*** Opening of PROVIDED DATA ***

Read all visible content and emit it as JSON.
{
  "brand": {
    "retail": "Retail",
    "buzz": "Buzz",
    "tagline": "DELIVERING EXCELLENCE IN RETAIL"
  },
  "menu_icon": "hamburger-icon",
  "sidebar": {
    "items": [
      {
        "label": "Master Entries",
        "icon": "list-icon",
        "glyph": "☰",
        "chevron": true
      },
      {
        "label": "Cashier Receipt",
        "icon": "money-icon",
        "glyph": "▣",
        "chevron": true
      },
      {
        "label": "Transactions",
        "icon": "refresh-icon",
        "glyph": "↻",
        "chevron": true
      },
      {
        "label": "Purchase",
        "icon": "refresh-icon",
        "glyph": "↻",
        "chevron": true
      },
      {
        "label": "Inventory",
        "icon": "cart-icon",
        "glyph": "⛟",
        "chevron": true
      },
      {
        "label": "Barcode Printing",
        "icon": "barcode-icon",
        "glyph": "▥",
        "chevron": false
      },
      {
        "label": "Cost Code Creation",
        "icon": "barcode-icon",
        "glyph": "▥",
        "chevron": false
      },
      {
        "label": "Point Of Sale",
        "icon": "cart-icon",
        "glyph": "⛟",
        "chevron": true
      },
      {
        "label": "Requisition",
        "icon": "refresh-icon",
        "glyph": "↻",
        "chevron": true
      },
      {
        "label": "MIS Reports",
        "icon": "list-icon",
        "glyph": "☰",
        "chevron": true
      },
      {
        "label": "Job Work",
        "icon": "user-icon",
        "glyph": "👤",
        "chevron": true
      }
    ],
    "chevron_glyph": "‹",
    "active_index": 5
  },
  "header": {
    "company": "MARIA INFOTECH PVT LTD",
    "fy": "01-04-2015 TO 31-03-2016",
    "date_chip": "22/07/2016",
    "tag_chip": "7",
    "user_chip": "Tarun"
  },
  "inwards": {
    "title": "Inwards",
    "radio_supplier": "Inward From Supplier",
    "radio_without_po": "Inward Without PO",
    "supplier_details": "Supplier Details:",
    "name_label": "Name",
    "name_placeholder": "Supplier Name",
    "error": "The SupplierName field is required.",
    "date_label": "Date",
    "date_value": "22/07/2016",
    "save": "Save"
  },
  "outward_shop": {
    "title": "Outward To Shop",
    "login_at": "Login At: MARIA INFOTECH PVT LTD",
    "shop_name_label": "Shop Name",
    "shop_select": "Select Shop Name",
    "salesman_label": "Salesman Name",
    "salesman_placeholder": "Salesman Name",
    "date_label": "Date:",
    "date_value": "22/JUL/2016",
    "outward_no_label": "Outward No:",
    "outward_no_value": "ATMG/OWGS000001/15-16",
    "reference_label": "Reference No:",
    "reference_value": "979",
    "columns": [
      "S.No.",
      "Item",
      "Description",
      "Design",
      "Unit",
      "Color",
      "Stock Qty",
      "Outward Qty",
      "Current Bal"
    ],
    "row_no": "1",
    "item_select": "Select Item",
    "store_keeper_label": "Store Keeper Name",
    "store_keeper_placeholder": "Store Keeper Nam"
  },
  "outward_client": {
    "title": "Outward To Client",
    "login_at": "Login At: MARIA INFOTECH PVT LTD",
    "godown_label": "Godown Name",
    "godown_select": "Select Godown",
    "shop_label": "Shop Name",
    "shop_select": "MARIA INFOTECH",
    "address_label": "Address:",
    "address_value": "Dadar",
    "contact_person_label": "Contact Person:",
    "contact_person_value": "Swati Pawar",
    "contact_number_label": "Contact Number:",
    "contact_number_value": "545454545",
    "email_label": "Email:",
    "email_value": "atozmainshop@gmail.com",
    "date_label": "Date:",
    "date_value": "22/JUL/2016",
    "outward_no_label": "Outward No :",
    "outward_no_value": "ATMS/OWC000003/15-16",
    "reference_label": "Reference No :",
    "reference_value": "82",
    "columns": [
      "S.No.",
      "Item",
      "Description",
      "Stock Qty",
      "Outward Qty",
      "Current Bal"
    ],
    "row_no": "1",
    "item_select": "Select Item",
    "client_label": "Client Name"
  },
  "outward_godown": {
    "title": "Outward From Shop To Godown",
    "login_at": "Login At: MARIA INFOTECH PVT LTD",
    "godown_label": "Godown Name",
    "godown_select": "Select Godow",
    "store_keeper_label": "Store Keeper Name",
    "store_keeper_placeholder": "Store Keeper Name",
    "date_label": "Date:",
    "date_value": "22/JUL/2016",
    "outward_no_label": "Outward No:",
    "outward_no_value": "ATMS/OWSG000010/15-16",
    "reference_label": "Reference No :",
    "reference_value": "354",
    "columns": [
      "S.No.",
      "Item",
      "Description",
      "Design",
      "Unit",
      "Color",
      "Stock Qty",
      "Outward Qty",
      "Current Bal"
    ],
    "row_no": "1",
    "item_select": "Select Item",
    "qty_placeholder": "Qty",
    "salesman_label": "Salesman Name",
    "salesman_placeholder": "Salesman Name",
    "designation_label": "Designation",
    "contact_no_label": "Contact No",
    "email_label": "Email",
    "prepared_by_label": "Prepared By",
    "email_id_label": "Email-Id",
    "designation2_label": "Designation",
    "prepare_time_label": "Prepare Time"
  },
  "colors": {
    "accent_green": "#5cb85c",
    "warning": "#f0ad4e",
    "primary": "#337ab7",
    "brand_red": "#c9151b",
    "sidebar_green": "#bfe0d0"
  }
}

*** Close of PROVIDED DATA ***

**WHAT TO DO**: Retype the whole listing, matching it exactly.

**ANSWER TO THIS TASK**:
Read all visible content and emit it as JSON.
{
  "brand": {
    "retail": "Retail",
    "buzz": "Buzz",
    "tagline": "DELIVERING EXCELLENCE IN RETAIL"
  },
  "menu_icon": "hamburger-icon",
  "sidebar": {
    "items": [
      {
        "label": "Master Entries",
        "icon": "list-icon",
        "glyph": "☰",
        "chevron": true
      },
      {
        "label": "Cashier Receipt",
        "icon": "money-icon",
        "glyph": "▣",
        "chevron": true
      },
      {
        "label": "Transactions",
        "icon": "refresh-icon",
        "glyph": "↻",
        "chevron": true
      },
      {
        "label": "Purchase",
        "icon": "refresh-icon",
        "glyph": "↻",
        "chevron": true
      },
      {
        "label": "Inventory",
        "icon": "cart-icon",
        "glyph": "⛟",
        "chevron": true
      },
      {
        "label": "Barcode Printing",
        "icon": "barcode-icon",
        "glyph": "▥",
        "chevron": false
      },
      {
        "label": "Cost Code Creation",
        "icon": "barcode-icon",
        "glyph": "▥",
        "chevron": false
      },
      {
        "label": "Point Of Sale",
        "icon": "cart-icon",
        "glyph": "⛟",
        "chevron": true
      },
      {
        "label": "Requisition",
        "icon": "refresh-icon",
        "glyph": "↻",
        "chevron": true
      },
      {
        "label": "MIS Reports",
        "icon": "list-icon",
        "glyph": "☰",
        "chevron": true
      },
      {
        "label": "Job Work",
        "icon": "user-icon",
        "glyph": "👤",
        "chevron": true
      }
    ],
    "chevron_glyph": "‹",
    "active_index": 5
  },
  "header": {
    "company": "MARIA INFOTECH PVT LTD",
    "fy": "01-04-2015 TO 31-03-2016",
    "date_chip": "22/07/2016",
    "tag_chip": "7",
    "user_chip": "Tarun"
  },
  "inwards": {
    "title": "Inwards",
    "radio_supplier": "Inward From Supplier",
    "radio_without_po": "Inward Without PO",
    "supplier_details": "Supplier Details:",
    "name_label": "Name",
    "name_placeholder": "Supplier Name",
    "error": "The SupplierName field is required.",
    "date_label": "Date",
    "date_value": "22/07/2016",
    "save": "Save"
  },
  "outward_shop": {
    "title": "Outward To Shop",
    "login_at": "Login At: MARIA INFOTECH PVT LTD",
    "shop_name_label": "Shop Name",
    "shop_select": "Select Shop Name",
    "salesman_label": "Salesman Name",
    "salesman_placeholder": "Salesman Name",
    "date_label": "Date:",
    "date_value": "22/JUL/2016",
    "outward_no_label": "Outward No:",
    "outward_no_value": "ATMG/OWGS000001/15-16",
    "reference_label": "Reference No:",
    "reference_value": "979",
    "columns": [
      "S.No.",
      "Item",
      "Description",
      "Design",
      "Unit",
      "Color",
      "Stock Qty",
      "Outward Qty",
      "Current Bal"
    ],
    "row_no": "1",
    "item_select": "Select Item",
    "store_keeper_label": "Store Keeper Name",
    "store_keeper_placeholder": "Store Keeper Nam"
  },
  "outward_client": {
    "title": "Outward To Client",
    "login_at": "Login At: MARIA INFOTECH PVT LTD",
    "godown_label": "Godown Name",
    "godown_select": "Select Godown",
    "shop_label": "Shop Name",
    "shop_select": "MARIA INFOTECH",
    "address_label": "Address:",
    "address_value": "Dadar",
    "contact_person_label": "Contact Person:",
    "contact_person_value": "Swati Pawar",
    "contact_number_label": "Contact Number:",
    "contact_number_value": "545454545",
    "email_label": "Email:",
    "email_value": "atozmainshop@gmail.com",
    "date_label": "Date:",
    "date_value": "22/JUL/2016",
    "outward_no_label": "Outward No :",
    "outward_no_value": "ATMS/OWC000003/15-16",
    "reference_label": "Reference No :",
    "reference_value": "82",
    "columns": [
      "S.No.",
      "Item",
      "Description",
      "Stock Qty",
      "Outward Qty",
      "Current Bal"
    ],
    "row_no": "1",
    "item_select": "Select Item",
    "client_label": "Client Name"
  },
  "outward_godown": {
    "title": "Outward From Shop To Godown",
    "login_at": "Login At: MARIA INFOTECH PVT LTD",
    "godown_label": "Godown Name",
    "godown_select": "Select Godow",
    "store_keeper_label": "Store Keeper Name",
    "store_keeper_placeholder": "Store Keeper Name",
    "date_label": "Date:",
    "date_value": "22/JUL/2016",
    "outward_no_label": "Outward No:",
    "outward_no_value": "ATMS/OWSG000010/15-16",
    "reference_label": "Reference No :",
    "reference_value": "354",
    "columns": [
      "S.No.",
      "Item",
      "Description",
      "Design",
      "Unit",
      "Color",
      "Stock Qty",
      "Outward Qty",
      "Current Bal"
    ],
    "row_no": "1",
    "item_select": "Select Item",
    "qty_placeholder": "Qty",
    "salesman_label": "Salesman Name",
    "salesman_placeholder": "Salesman Name",
    "designation_label": "Designation",
    "contact_no_label": "Contact No",
    "email_label": "Email",
    "prepared_by_label": "Prepared By",
    "email_id_label": "Email-Id",
    "designation2_label": "Designation",
    "prepare_time_label": "Prepare Time"
  },
  "colors": {
    "accent_green": "#5cb85c",
    "warning": "#f0ad4e",
    "primary": "#337ab7",
    "brand_red": "#c9151b",
    "sidebar_green": "#bfe0d0"
  }
}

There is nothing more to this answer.